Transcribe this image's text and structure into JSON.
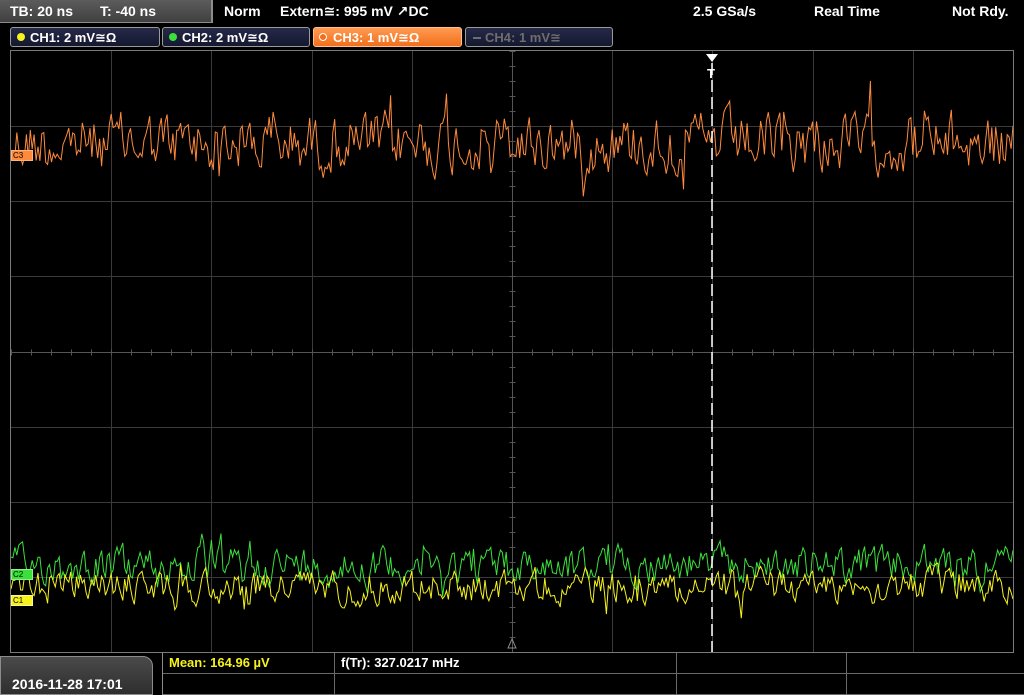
{
  "status": {
    "timebase": "TB: 20 ns",
    "trigger_offset": "T: -40 ns",
    "trigger_mode": "Norm",
    "trigger_source": "Extern≅: 995 mV ↗DC",
    "sample_rate": "2.5 GSa/s",
    "acq_mode": "Real Time",
    "state": "Not Rdy."
  },
  "channels": [
    {
      "label": "CH1: 2 mV≅Ω",
      "color": "#f5f21e",
      "state": "on"
    },
    {
      "label": "CH2: 2 mV≅Ω",
      "color": "#3be03b",
      "state": "on"
    },
    {
      "label": "CH3: 1 mV≅Ω",
      "color": "#ff8a3c",
      "state": "selected"
    },
    {
      "label": "CH4: 1 mV≅",
      "color": "#6e6e6e",
      "state": "off"
    }
  ],
  "markers": {
    "ch3": "C3",
    "ch2": "C2",
    "ch1": "C1",
    "trigger": "T"
  },
  "measurements": {
    "mean": "Mean: 164.96 µV",
    "freq": "f(Tr): 327.0217 mHz"
  },
  "datetime": "2016-11-28 17:01",
  "colors": {
    "ch1": "#f5f21e",
    "ch2": "#3be03b",
    "ch3": "#ff8a3c",
    "grid": "#3a3a3a",
    "background": "#000000"
  }
}
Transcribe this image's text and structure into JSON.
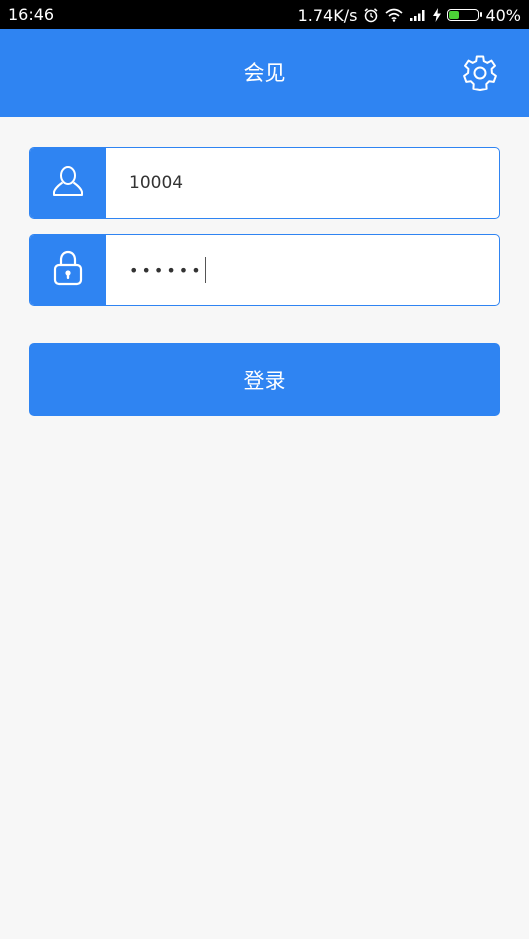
{
  "status_bar": {
    "time": "16:46",
    "network_speed": "1.74K/s",
    "battery_percent": "40%",
    "battery_level": 0.4,
    "icons": [
      "alarm-icon",
      "wifi-icon",
      "signal-icon",
      "charging-icon",
      "battery-icon"
    ]
  },
  "header": {
    "title": "会见",
    "settings_icon": "gear-icon"
  },
  "login_form": {
    "username": {
      "icon": "user-icon",
      "value": "10004"
    },
    "password": {
      "icon": "lock-icon",
      "value": "••••••"
    },
    "submit_label": "登录"
  },
  "colors": {
    "primary": "#2f84f2",
    "background": "#f7f7f7",
    "status_bar": "#000000",
    "battery_fill": "#4cd137"
  }
}
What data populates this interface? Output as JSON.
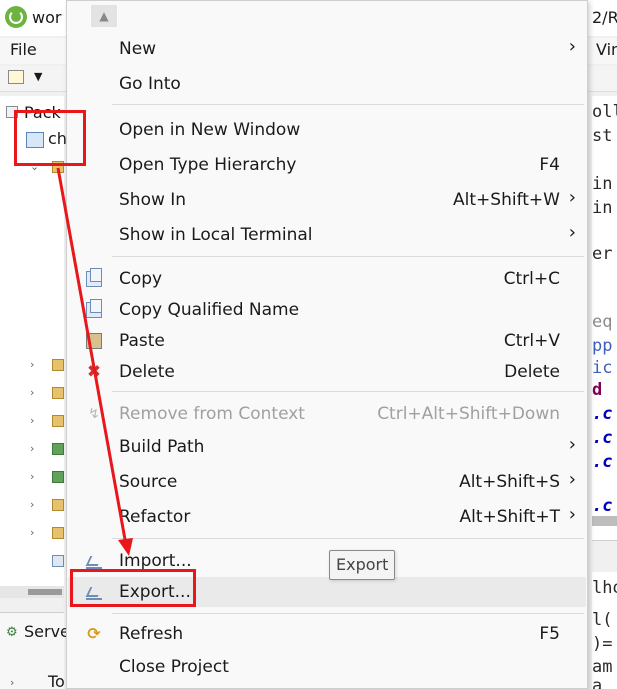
{
  "window": {
    "title_left": "wor",
    "title_right": "2/R"
  },
  "menubar": {
    "file": "File",
    "right_fragment": "Vin"
  },
  "explorer": {
    "tab_label": "Pack",
    "project_label": "ch",
    "servers_label": "Serve",
    "bottom_item": "To"
  },
  "editor_fragments": [
    "olle",
    "st",
    "",
    "in",
    "in",
    "",
    "er",
    "",
    "",
    "eq",
    "pp",
    "ic",
    "d",
    ".c",
    ".c",
    ".c",
    "",
    ".c"
  ],
  "editor_lower_fragments": [
    "lho",
    "l(",
    ")=",
    "am",
    "a"
  ],
  "context_menu": {
    "items": [
      {
        "label": "New",
        "shortcut": "",
        "submenu": true,
        "icon": ""
      },
      {
        "label": "Go Into",
        "shortcut": "",
        "submenu": false,
        "icon": ""
      },
      {
        "label": "Open in New Window",
        "shortcut": "",
        "submenu": false,
        "icon": ""
      },
      {
        "label": "Open Type Hierarchy",
        "shortcut": "F4",
        "submenu": false,
        "icon": ""
      },
      {
        "label": "Show In",
        "shortcut": "Alt+Shift+W",
        "submenu": true,
        "icon": ""
      },
      {
        "label": "Show in Local Terminal",
        "shortcut": "",
        "submenu": true,
        "icon": ""
      },
      {
        "label": "Copy",
        "shortcut": "Ctrl+C",
        "submenu": false,
        "icon": "copy-icon"
      },
      {
        "label": "Copy Qualified Name",
        "shortcut": "",
        "submenu": false,
        "icon": "copy-qualified-name-icon"
      },
      {
        "label": "Paste",
        "shortcut": "Ctrl+V",
        "submenu": false,
        "icon": "paste-icon"
      },
      {
        "label": "Delete",
        "shortcut": "Delete",
        "submenu": false,
        "icon": "delete-icon"
      },
      {
        "label": "Remove from Context",
        "shortcut": "Ctrl+Alt+Shift+Down",
        "submenu": false,
        "icon": "remove-from-context-icon",
        "disabled": true
      },
      {
        "label": "Build Path",
        "shortcut": "",
        "submenu": true,
        "icon": ""
      },
      {
        "label": "Source",
        "shortcut": "Alt+Shift+S",
        "submenu": true,
        "icon": ""
      },
      {
        "label": "Refactor",
        "shortcut": "Alt+Shift+T",
        "submenu": true,
        "icon": ""
      },
      {
        "label": "Import...",
        "shortcut": "",
        "submenu": false,
        "icon": "import-icon"
      },
      {
        "label": "Export...",
        "shortcut": "",
        "submenu": false,
        "icon": "export-icon",
        "hovered": true
      },
      {
        "label": "Refresh",
        "shortcut": "F5",
        "submenu": false,
        "icon": "refresh-icon"
      },
      {
        "label": "Close Project",
        "shortcut": "",
        "submenu": false,
        "icon": ""
      }
    ],
    "submenu_glyph": "›",
    "scroll_up_glyph": "▲"
  },
  "tooltip": {
    "text": "Export"
  },
  "colors": {
    "annotation": "#e8171b",
    "menu_bg": "#f9f9f9",
    "hover_bg": "#eaeaea",
    "disabled_text": "#a0a0a0"
  },
  "icons": {
    "copy-icon": "❐",
    "paste-icon": "📋",
    "delete-icon": "✖",
    "refresh-icon": "⟳",
    "remove-from-context-icon": "↯"
  }
}
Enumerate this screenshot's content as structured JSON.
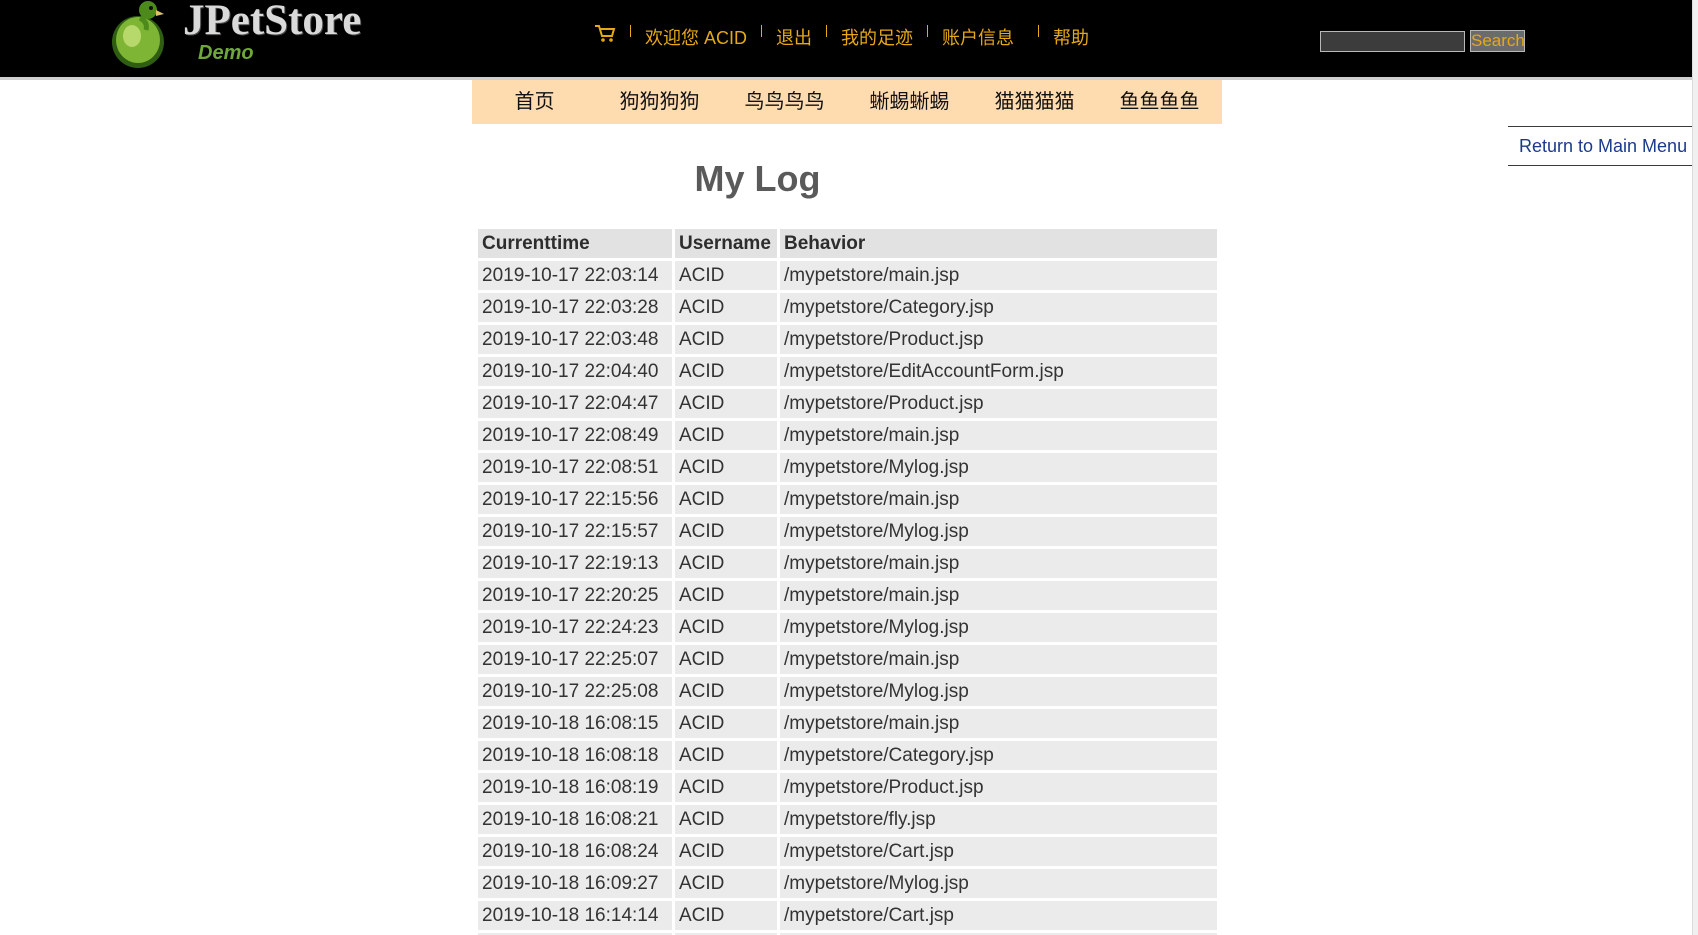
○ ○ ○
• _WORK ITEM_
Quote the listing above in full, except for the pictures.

• _ANSWER BOX_
Transcribe this image's text and structure into JSON.
{
  "status": {
    "timebase": "TB: 20 ns",
    "trigger_offset": "T: -40 ns",
    "trigger_mode": "Norm",
    "trigger_source": "Extern≅: 995 mV ↗DC",
    "sample_rate": "2.5 GSa/s",
    "acq_mode": "Real Time",
    "state": "Not Rdy."
  },
  "channels": [
    {
      "label": "CH1: 2 mV≅Ω",
      "color": "#f5f21e",
      "state": "on"
    },
    {
      "label": "CH2: 2 mV≅Ω",
      "color": "#3be03b",
      "state": "on"
    },
    {
      "label": "CH3: 1 mV≅Ω",
      "color": "#ff8a3c",
      "state": "selected"
    },
    {
      "label": "CH4: 1 mV≅",
      "color": "#6e6e6e",
      "state": "off"
    }
  ],
  "markers": {
    "ch3": "C3",
    "ch2": "C2",
    "ch1": "C1",
    "trigger": "T"
  },
  "measurements": {
    "mean": "Mean: 164.96 µV",
    "freq": "f(Tr): 327.0217 mHz"
  },
  "datetime": "2016-11-28 17:01",
  "colors": {
    "ch1": "#f5f21e",
    "ch2": "#3be03b",
    "ch3": "#ff8a3c",
    "grid": "#3a3a3a",
    "background": "#000000"
  }
}
Transcribe this image's text and structure into JSON.
{
  "status_bar": {
    "time": "16:46",
    "network_speed": "1.74K/s",
    "battery_percent": "40%",
    "battery_level": 0.4,
    "icons": [
      "alarm-icon",
      "wifi-icon",
      "signal-icon",
      "charging-icon",
      "battery-icon"
    ]
  },
  "header": {
    "title": "会见",
    "settings_icon": "gear-icon"
  },
  "login_form": {
    "username": {
      "icon": "user-icon",
      "value": "10004"
    },
    "password": {
      "icon": "lock-icon",
      "value": "••••••"
    },
    "submit_label": "登录"
  },
  "colors": {
    "primary": "#2f84f2",
    "background": "#f7f7f7",
    "status_bar": "#000000",
    "battery_fill": "#4cd137"
  }
}
What data populates this interface? Output as JSON.
{
  "window": {
    "title_left": "wor",
    "title_right": "2/R"
  },
  "menubar": {
    "file": "File",
    "right_fragment": "Vin"
  },
  "explorer": {
    "tab_label": "Pack",
    "project_label": "ch",
    "servers_label": "Serve",
    "bottom_item": "To"
  },
  "editor_fragments": [
    "olle",
    "st",
    "",
    "in",
    "in",
    "",
    "er",
    "",
    "",
    "eq",
    "pp",
    "ic",
    "d",
    ".c",
    ".c",
    ".c",
    "",
    ".c"
  ],
  "editor_lower_fragments": [
    "lho",
    "l(",
    ")=",
    "am",
    "a"
  ],
  "context_menu": {
    "items": [
      {
        "label": "New",
        "shortcut": "",
        "submenu": true,
        "icon": ""
      },
      {
        "label": "Go Into",
        "shortcut": "",
        "submenu": false,
        "icon": ""
      },
      {
        "label": "Open in New Window",
        "shortcut": "",
        "submenu": false,
        "icon": ""
      },
      {
        "label": "Open Type Hierarchy",
        "shortcut": "F4",
        "submenu": false,
        "icon": ""
      },
      {
        "label": "Show In",
        "shortcut": "Alt+Shift+W",
        "submenu": true,
        "icon": ""
      },
      {
        "label": "Show in Local Terminal",
        "shortcut": "",
        "submenu": true,
        "icon": ""
      },
      {
        "label": "Copy",
        "shortcut": "Ctrl+C",
        "submenu": false,
        "icon": "copy-icon"
      },
      {
        "label": "Copy Qualified Name",
        "shortcut": "",
        "submenu": false,
        "icon": "copy-qualified-name-icon"
      },
      {
        "label": "Paste",
        "shortcut": "Ctrl+V",
        "submenu": false,
        "icon": "paste-icon"
      },
      {
        "label": "Delete",
        "shortcut": "Delete",
        "submenu": false,
        "icon": "delete-icon"
      },
      {
        "label": "Remove from Context",
        "shortcut": "Ctrl+Alt+Shift+Down",
        "submenu": false,
        "icon": "remove-from-context-icon",
        "disabled": true
      },
      {
        "label": "Build Path",
        "shortcut": "",
        "submenu": true,
        "icon": ""
      },
      {
        "label": "Source",
        "shortcut": "Alt+Shift+S",
        "submenu": true,
        "icon": ""
      },
      {
        "label": "Refactor",
        "shortcut": "Alt+Shift+T",
        "submenu": true,
        "icon": ""
      },
      {
        "label": "Import...",
        "shortcut": "",
        "submenu": false,
        "icon": "import-icon"
      },
      {
        "label": "Export...",
        "shortcut": "",
        "submenu": false,
        "icon": "export-icon",
        "hovered": true
      },
      {
        "label": "Refresh",
        "shortcut": "F5",
        "submenu": false,
        "icon": "refresh-icon"
      },
      {
        "label": "Close Project",
        "shortcut": "",
        "submenu": false,
        "icon": ""
      }
    ],
    "submenu_glyph": "›",
    "scroll_up_glyph": "▲"
  },
  "tooltip": {
    "text": "Export"
  },
  "colors": {
    "annotation": "#e8171b",
    "menu_bg": "#f9f9f9",
    "hover_bg": "#eaeaea",
    "disabled_text": "#a0a0a0"
  },
  "icons": {
    "copy-icon": "❐",
    "paste-icon": "📋",
    "delete-icon": "✖",
    "refresh-icon": "⟳",
    "remove-from-context-icon": "↯"
  }
}
Enumerate this screenshot's content as structured JSON.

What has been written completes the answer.